ACTION ITEM:
Give the number of lines in the entries below that contain "title". Write nothing besides it.

(Element data from apps and pages)
----------

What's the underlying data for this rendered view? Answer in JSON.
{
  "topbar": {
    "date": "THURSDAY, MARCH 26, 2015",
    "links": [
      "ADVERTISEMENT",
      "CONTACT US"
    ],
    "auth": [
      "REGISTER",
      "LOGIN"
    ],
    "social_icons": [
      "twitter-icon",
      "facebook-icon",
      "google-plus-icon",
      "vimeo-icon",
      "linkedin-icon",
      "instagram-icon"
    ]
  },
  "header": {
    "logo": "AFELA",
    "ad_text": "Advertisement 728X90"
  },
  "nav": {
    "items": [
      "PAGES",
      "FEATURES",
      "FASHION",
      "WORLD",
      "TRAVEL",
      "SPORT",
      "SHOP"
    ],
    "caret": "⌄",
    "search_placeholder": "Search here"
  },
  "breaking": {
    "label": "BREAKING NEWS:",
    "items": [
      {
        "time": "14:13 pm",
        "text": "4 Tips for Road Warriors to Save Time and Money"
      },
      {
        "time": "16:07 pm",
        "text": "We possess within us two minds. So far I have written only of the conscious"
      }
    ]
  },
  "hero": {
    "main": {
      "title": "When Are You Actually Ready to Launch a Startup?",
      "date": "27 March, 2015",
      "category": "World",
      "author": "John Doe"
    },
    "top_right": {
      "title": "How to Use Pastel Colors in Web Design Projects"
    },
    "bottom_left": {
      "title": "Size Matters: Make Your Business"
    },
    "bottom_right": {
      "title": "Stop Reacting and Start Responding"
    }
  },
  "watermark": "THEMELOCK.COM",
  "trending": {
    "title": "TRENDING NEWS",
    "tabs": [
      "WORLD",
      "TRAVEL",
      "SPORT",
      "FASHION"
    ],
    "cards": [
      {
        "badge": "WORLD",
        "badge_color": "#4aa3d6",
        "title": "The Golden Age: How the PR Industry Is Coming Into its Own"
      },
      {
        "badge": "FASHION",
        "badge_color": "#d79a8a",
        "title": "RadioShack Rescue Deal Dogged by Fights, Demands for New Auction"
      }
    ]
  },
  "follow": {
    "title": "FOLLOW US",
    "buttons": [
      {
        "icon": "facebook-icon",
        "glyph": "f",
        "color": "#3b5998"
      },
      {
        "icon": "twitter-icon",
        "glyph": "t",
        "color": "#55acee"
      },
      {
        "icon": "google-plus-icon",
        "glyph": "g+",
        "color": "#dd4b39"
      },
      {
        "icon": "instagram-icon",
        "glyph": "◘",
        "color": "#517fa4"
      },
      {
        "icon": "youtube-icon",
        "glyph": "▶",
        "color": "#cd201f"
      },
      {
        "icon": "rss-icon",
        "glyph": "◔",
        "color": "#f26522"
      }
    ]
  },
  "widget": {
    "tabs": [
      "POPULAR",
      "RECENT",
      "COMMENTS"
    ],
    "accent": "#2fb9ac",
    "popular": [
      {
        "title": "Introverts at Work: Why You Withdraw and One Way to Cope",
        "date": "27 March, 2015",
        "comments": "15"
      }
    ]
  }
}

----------

EXERCISE RESPONSE:
9